$$\begin{aligned} \lambda (C)=r(C) + \frac{\aleph (C)}{2}. \end{aligned}$$

#### New formula for computing the weighted distance

Note that the number of indel-enclosing components is \(\sum _{C \in Q[S,P]} r(C) = c^{r}_{Q} + s_{Q}\), where \(c^{r}_{Q}\) and \(s_{Q}\) are the number of indel-enclosing \(AB\)-cycles and the number of circular singletons in *Q*[*S*, *P*], respectively. Furthermore, the number of indel-free \(AB\)-cycles of *Q*[*S*, *P*] is \(c^{{\tilde{r}}}_{Q}=c_Q-c^{r}_{Q}\). We can now compute the values

$$\begin{aligned} d_{DCJ}^{~id} (Q[S,P])&= p_* + \frac{|S|}{2} - c_{Q} +\sum _{C \in Q[S,P]} \lambda (C)\nonumber \\&= p_* + \frac{|S|}{2} - c_{Q} +\sum _{C \in Q[S,P]} \left( r(C) + \frac{\aleph (C)}{2}\right) \nonumber \\&= p_* + \frac{|S|}{2} - c^{{\tilde{r}}}_{Q} + s_{Q} + \sum _{C \in Q[S,P]} \frac{\aleph (C)}{2}\,, \text{ and }\nonumber \\ wd_{DCJ}^{~id}(Q[S,P])&= d_{DCJ}^{~id} (Q[S,P]) + \frac{|S|}{2} - \frac{w(S)}{2} + w({\widetilde{S}}) \nonumber \\&= p_* + |S| - c^{{\tilde{r}}}_{Q} + s_{Q} + \sum _{C \in Q[S,P]} \frac{\aleph (C)}{2} - \frac{w(S)}{2}+ w({\widetilde{S}}). \end{aligned}$$

(2)

### Cutting threshold

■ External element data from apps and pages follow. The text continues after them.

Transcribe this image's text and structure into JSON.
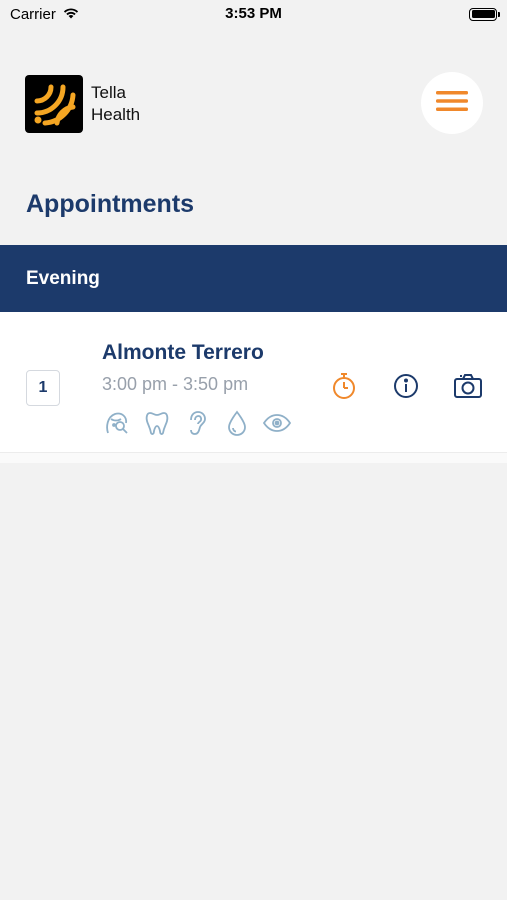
{
  "status_bar": {
    "carrier": "Carrier",
    "time": "3:53 PM",
    "battery_level": 1.0
  },
  "brand": {
    "line1": "Tella",
    "line2": "Health",
    "logo_color": "#f5a623"
  },
  "page": {
    "title": "Appointments"
  },
  "section": {
    "label": "Evening"
  },
  "appointments": [
    {
      "index": "1",
      "name": "Almonte Terrero",
      "time": "3:00 pm - 3:50 pm",
      "services": [
        "face-icon",
        "tooth-icon",
        "ear-icon",
        "drop-icon",
        "eye-icon"
      ],
      "actions": [
        "timer-icon",
        "info-icon",
        "camera-icon"
      ]
    }
  ],
  "colors": {
    "primary": "#1c3a6b",
    "accent": "#f0882b",
    "muted": "#98a0ab",
    "service_icon": "#8fb0c8"
  }
}
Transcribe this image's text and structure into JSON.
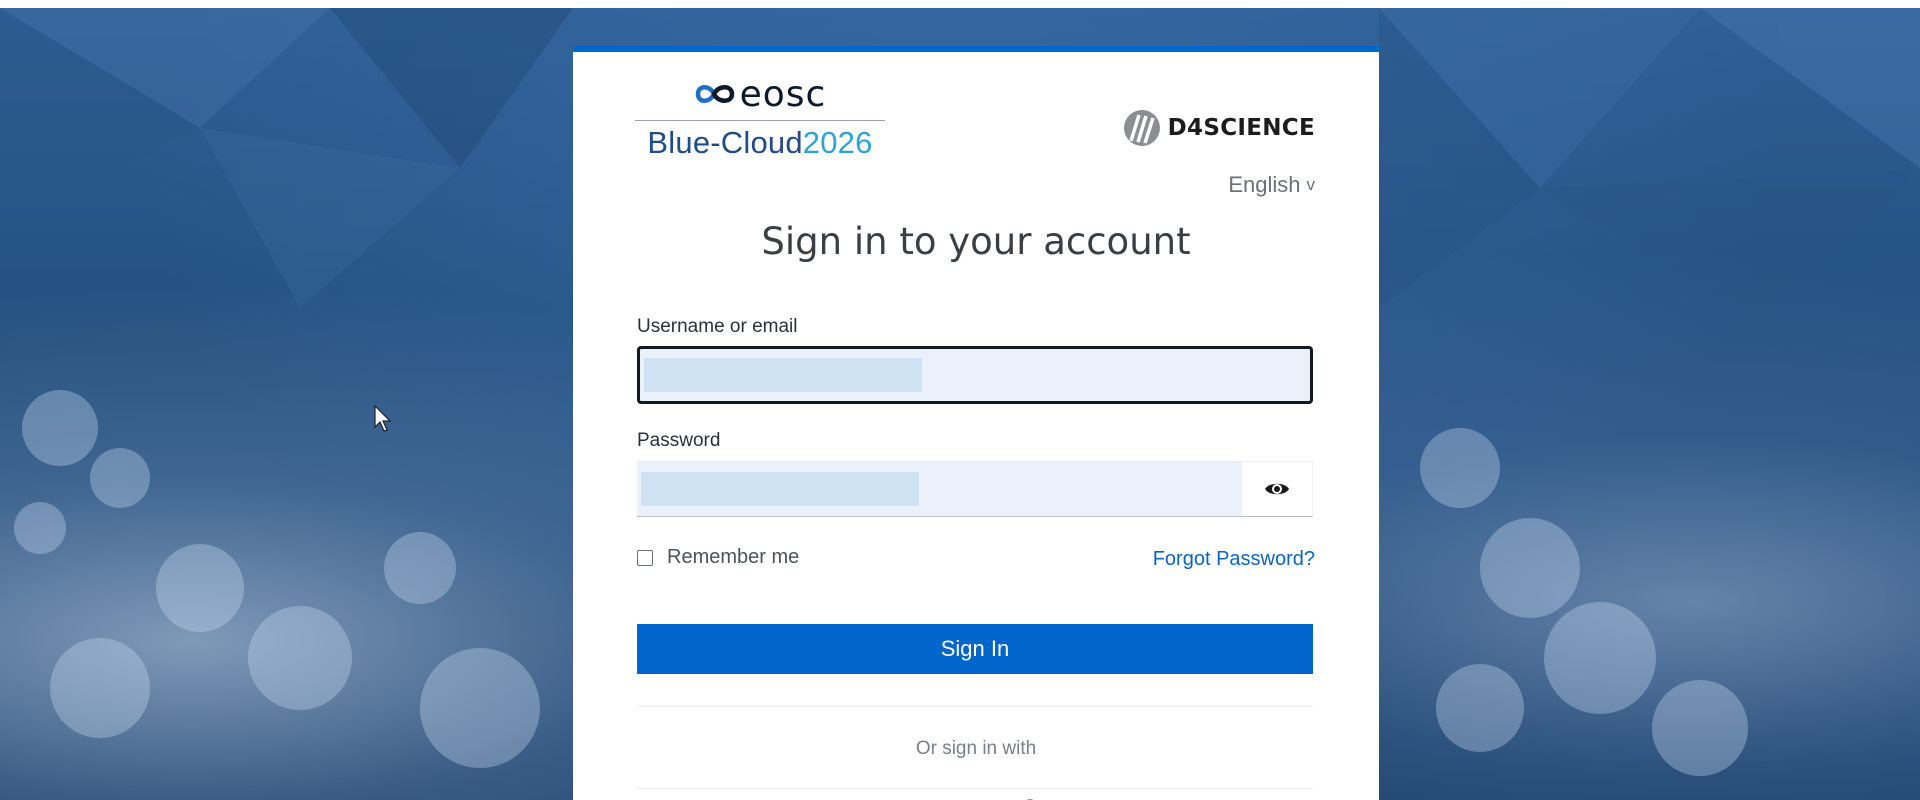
{
  "brand": {
    "eosc_text": "eosc",
    "bluecloud_part1": "Blue-Cloud",
    "bluecloud_part2": "2026",
    "d4science_text": "D4SCIENCE"
  },
  "language": {
    "current": "English",
    "chevron": "v"
  },
  "form": {
    "title": "Sign in to your account",
    "username_label": "Username or email",
    "password_label": "Password",
    "remember_label": "Remember me",
    "forgot_label": "Forgot Password?",
    "submit_label": "Sign In",
    "alt_signin_text": "Or sign in with",
    "show_password_icon": "eye-icon"
  },
  "colors": {
    "accent": "#0066cc",
    "link": "#0b66c2",
    "bluecloud_dark": "#1f4c8c",
    "bluecloud_light": "#2ea3d8",
    "autofill": "#eaf1fb"
  }
}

The family-free DCJ-indel distance \(ffd_{DCJ}^{~id}\) was designed to be computed with all given pairwise similarities, i.e., with the cutting threshold \(x=0\), that leads to a “complete” family-free relational diagram. Such a diagram would be too large to be handled in practice, therefore, if \(x=0\), we consider only the similarities that are strictly greater than 0. Nevertheless, for bigger instances the diagram with similarities close to 0 might still be too large to be solved in reasonable time. Hence, for some instances it may be necessary to do a small increase of the cutting threshold. We usually adopt a small cutting threshold up to 0.3.